▶ _Your objective_
This exercise calls for printing every record exactly once more.

▶ _Source data_

>>>>

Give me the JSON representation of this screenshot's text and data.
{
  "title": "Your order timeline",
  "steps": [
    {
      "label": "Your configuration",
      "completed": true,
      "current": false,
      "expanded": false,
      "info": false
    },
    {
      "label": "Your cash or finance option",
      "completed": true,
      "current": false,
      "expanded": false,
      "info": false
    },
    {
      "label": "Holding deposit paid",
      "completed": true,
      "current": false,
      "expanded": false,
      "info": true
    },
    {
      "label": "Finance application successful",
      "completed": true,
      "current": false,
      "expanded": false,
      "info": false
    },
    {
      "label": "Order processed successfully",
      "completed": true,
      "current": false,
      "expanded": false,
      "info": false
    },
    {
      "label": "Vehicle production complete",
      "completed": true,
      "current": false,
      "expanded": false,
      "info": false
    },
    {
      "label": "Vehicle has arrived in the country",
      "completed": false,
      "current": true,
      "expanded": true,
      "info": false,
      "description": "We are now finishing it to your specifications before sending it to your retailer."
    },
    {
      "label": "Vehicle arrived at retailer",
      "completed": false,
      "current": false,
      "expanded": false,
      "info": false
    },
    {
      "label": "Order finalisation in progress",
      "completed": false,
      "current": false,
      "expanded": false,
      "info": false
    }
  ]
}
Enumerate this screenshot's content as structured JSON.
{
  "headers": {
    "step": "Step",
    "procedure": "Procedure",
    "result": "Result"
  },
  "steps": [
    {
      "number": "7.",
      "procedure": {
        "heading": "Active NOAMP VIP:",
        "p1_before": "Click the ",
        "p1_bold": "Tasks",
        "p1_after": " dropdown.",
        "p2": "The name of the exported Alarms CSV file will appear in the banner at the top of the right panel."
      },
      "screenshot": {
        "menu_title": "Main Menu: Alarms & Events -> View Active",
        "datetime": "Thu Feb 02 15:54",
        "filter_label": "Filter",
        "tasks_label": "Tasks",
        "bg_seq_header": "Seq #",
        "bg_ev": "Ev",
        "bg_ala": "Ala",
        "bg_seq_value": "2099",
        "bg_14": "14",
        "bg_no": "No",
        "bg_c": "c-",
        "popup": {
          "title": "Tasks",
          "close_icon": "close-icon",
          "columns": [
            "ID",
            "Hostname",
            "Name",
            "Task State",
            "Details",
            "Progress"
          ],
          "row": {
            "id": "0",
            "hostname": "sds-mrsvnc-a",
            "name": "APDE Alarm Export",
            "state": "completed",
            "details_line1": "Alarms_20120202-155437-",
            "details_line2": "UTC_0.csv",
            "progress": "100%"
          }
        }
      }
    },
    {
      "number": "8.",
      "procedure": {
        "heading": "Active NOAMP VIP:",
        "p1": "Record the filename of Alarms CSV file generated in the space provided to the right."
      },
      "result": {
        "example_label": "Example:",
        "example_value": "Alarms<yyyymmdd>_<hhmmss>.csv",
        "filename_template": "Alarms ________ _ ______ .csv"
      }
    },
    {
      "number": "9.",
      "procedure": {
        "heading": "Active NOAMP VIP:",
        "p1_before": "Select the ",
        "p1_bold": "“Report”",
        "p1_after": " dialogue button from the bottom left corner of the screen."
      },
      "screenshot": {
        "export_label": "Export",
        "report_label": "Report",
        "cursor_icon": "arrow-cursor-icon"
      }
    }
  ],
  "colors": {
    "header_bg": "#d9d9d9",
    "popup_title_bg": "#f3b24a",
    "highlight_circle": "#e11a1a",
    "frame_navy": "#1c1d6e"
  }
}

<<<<

▶ _The answer_
Give me the JSON representation of this screenshot's text and data.
{
  "title": "Your order timeline",
  "steps": [
    {
      "label": "Your configuration",
      "completed": true,
      "current": false,
      "expanded": false,
      "info": false
    },
    {
      "label": "Your cash or finance option",
      "completed": true,
      "current": false,
      "expanded": false,
      "info": false
    },
    {
      "label": "Holding deposit paid",
      "completed": true,
      "current": false,
      "expanded": false,
      "info": true
    },
    {
      "label": "Finance application successful",
      "completed": true,
      "current": false,
      "expanded": false,
      "info": false
    },
    {
      "label": "Order processed successfully",
      "completed": true,
      "current": false,
      "expanded": false,
      "info": false
    },
    {
      "label": "Vehicle production complete",
      "completed": true,
      "current": false,
      "expanded": false,
      "info": false
    },
    {
      "label": "Vehicle has arrived in the country",
      "completed": false,
      "current": true,
      "expanded": true,
      "info": false,
      "description": "We are now finishing it to your specifications before sending it to your retailer."
    },
    {
      "label": "Vehicle arrived at retailer",
      "completed": false,
      "current": false,
      "expanded": false,
      "info": false
    },
    {
      "label": "Order finalisation in progress",
      "completed": false,
      "current": false,
      "expanded": false,
      "info": false
    }
  ]
}
Enumerate this screenshot's content as structured JSON.
{
  "headers": {
    "step": "Step",
    "procedure": "Procedure",
    "result": "Result"
  },
  "steps": [
    {
      "number": "7.",
      "procedure": {
        "heading": "Active NOAMP VIP:",
        "p1_before": "Click the ",
        "p1_bold": "Tasks",
        "p1_after": " dropdown.",
        "p2": "The name of the exported Alarms CSV file will appear in the banner at the top of the right panel."
      },
      "screenshot": {
        "menu_title": "Main Menu: Alarms & Events -> View Active",
        "datetime": "Thu Feb 02 15:54",
        "filter_label": "Filter",
        "tasks_label": "Tasks",
        "bg_seq_header": "Seq #",
        "bg_ev": "Ev",
        "bg_ala": "Ala",
        "bg_seq_value": "2099",
        "bg_14": "14",
        "bg_no": "No",
        "bg_c": "c-",
        "popup": {
          "title": "Tasks",
          "close_icon": "close-icon",
          "columns": [
            "ID",
            "Hostname",
            "Name",
            "Task State",
            "Details",
            "Progress"
          ],
          "row": {
            "id": "0",
            "hostname": "sds-mrsvnc-a",
            "name": "APDE Alarm Export",
            "state": "completed",
            "details_line1": "Alarms_20120202-155437-",
            "details_line2": "UTC_0.csv",
            "progress": "100%"
          }
        }
      }
    },
    {
      "number": "8.",
      "procedure": {
        "heading": "Active NOAMP VIP:",
        "p1": "Record the filename of Alarms CSV file generated in the space provided to the right."
      },
      "result": {
        "example_label": "Example:",
        "example_value": "Alarms<yyyymmdd>_<hhmmss>.csv",
        "filename_template": "Alarms ________ _ ______ .csv"
      }
    },
    {
      "number": "9.",
      "procedure": {
        "heading": "Active NOAMP VIP:",
        "p1_before": "Select the ",
        "p1_bold": "“Report”",
        "p1_after": " dialogue button from the bottom left corner of the screen."
      },
      "screenshot": {
        "export_label": "Export",
        "report_label": "Report",
        "cursor_icon": "arrow-cursor-icon"
      }
    }
  ],
  "colors": {
    "header_bg": "#d9d9d9",
    "popup_title_bg": "#f3b24a",
    "highlight_circle": "#e11a1a",
    "frame_navy": "#1c1d6e"
  }
}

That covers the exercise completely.